With Marriott’s new loyalty program now in effect, many of us are still trying to make sense of it all. As of yesterday, many accounts were still in disarray, and even when I called to make adjustments to existing reservations, things weren’t going so smoothly. The associate was very friendly, calm and collective, but I did feel bad for her trying to make head or tells of a system that wasn’t working the way it should. But beyond the basics, many of us are still trying to make sense of how things will work going forward. Marriott, after all, hasn’t been as forthcoming as many would like. Slowly, by slowly, though, we’ll figure things out. Case in point, how earning Elite status works under the new program.
Earning Elite Status 101
Now, for existing Marriott Rewards members, things aren’t so different than they were before. Yes, there are new tier levels, and Gold is now just a big a joke as Silver; but status is still earned based on the number of Elite Qualifying Nights (EQN) you accumulate during the calendar year. And, as has been the case for some time now, EQNs include those earned via stays, credit card spend (Marriott Premier Visa only), rollovers (RIP), Rewarding Events, etc.
For example, the above is what my 2018 earnings look like thus far. As you can see, the bulk of my EQNs came from credit card spend, though I do have a number of stays coming up throughout the rest of the year. But, as I was looking over my account on the new system, I noticed this:
Not All EQNs are Equal

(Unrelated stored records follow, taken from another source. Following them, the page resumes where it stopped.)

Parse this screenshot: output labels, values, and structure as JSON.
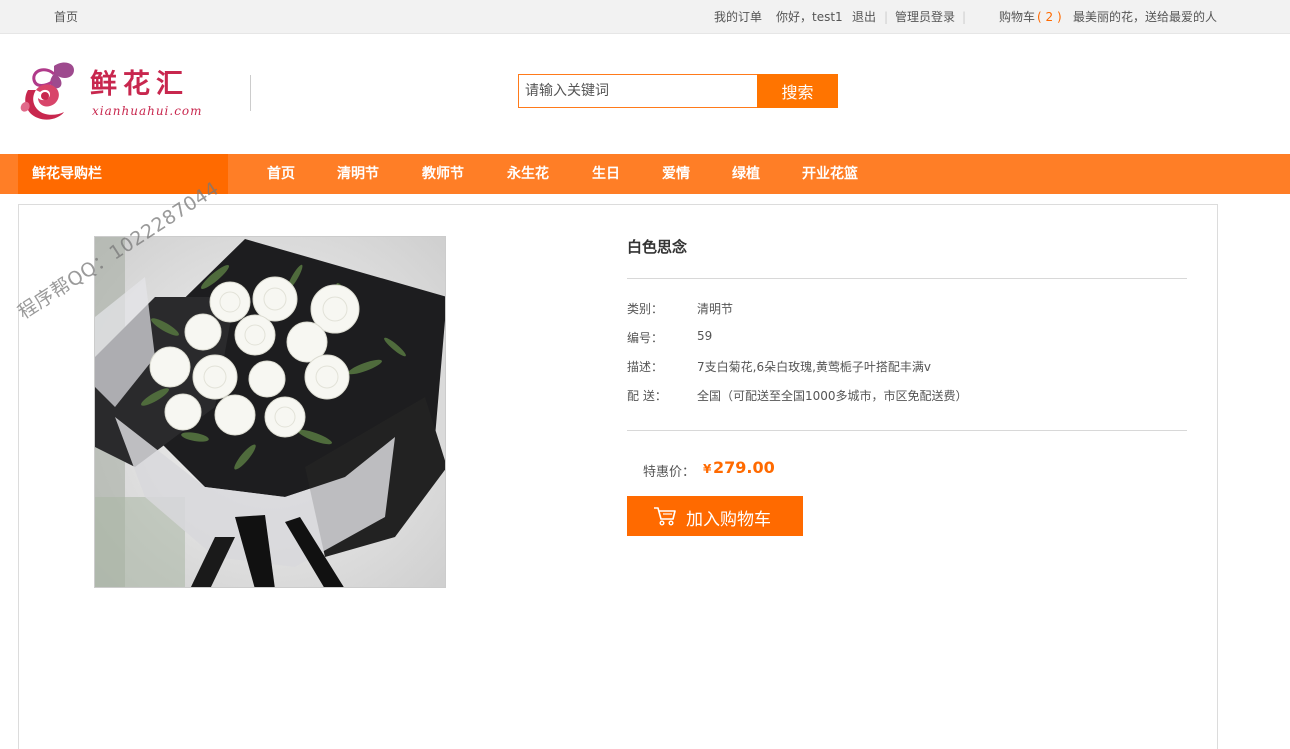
{
  "topbar": {
    "home": "首页",
    "my_orders": "我的订单",
    "greeting": "你好，test1",
    "logout": "退出",
    "admin_login": "管理员登录",
    "separator": "|",
    "cart_label": "购物车",
    "cart_count": "( 2 )",
    "slogan": "最美丽的花，送给最爱的人"
  },
  "logo": {
    "cn": "鲜花汇",
    "en": "xianhuahui.com"
  },
  "search": {
    "placeholder": "请输入关键词",
    "button": "搜索"
  },
  "nav": {
    "guide": "鲜花导购栏",
    "items": [
      "首页",
      "清明节",
      "教师节",
      "永生花",
      "生日",
      "爱情",
      "绿植",
      "开业花篮"
    ]
  },
  "watermark": "程序帮QQ：1022287044",
  "product": {
    "title": "白色思念",
    "category_label": "类别：",
    "category": "清明节",
    "id_label": "编号：",
    "id": "59",
    "desc_label": "描述：",
    "desc": "7支白菊花,6朵白玫瑰,黄莺栀子叶搭配丰满v",
    "delivery_label": "配 送：",
    "delivery": "全国（可配送至全国1000多城市，市区免配送费）",
    "price_label": "特惠价：",
    "currency": "¥",
    "price": "279.00",
    "add_to_cart": "加入购物车"
  },
  "colors": {
    "accent": "#ff6a00",
    "nav_bg": "#ff7e26",
    "brand": "#c8274e"
  }
}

Apparently, not all EQNs when it comes to earning Marriott’s top-tier status. As the graphic above shows, only nights spent in bed at a Marriott property count towards Ambassador status. And, you know what? I have no problem with that. It should be for those actually spending that many nights annually on the road to reward those that deserve it most. So long as the restriction only applies towards earning Ambassador status, which it should. After all, even the new Marriott Rewards credit cards are marketed as providing 15 EQNs to help you achieve status faster.
Earning Marriott Rewards Ambassador Status is Different, Final Thoughts
Again, I have no issue with the way Marriott is handling qualifications for its Ambassador status and even applaud them for it. I’m happy with being just a Platinum Elite and am hoping I’ll be able to achieve Lifetime Platinum Elite (LTP). Once my accounts combine, I should automatically become Lifetime Gold, so I’ll only need to earn 200 more nights and maintain status for two more years to achieve my goal. That, however, is contingent on the Marriott Rewards Premier Visa maintaining its EQN earning benefit. If that ability is taken away, well then I’ll likely never achieve LTP status. And that, my friends, is when I’ll take my business elsewhere for sure. But for now, I’ll continue to chug away.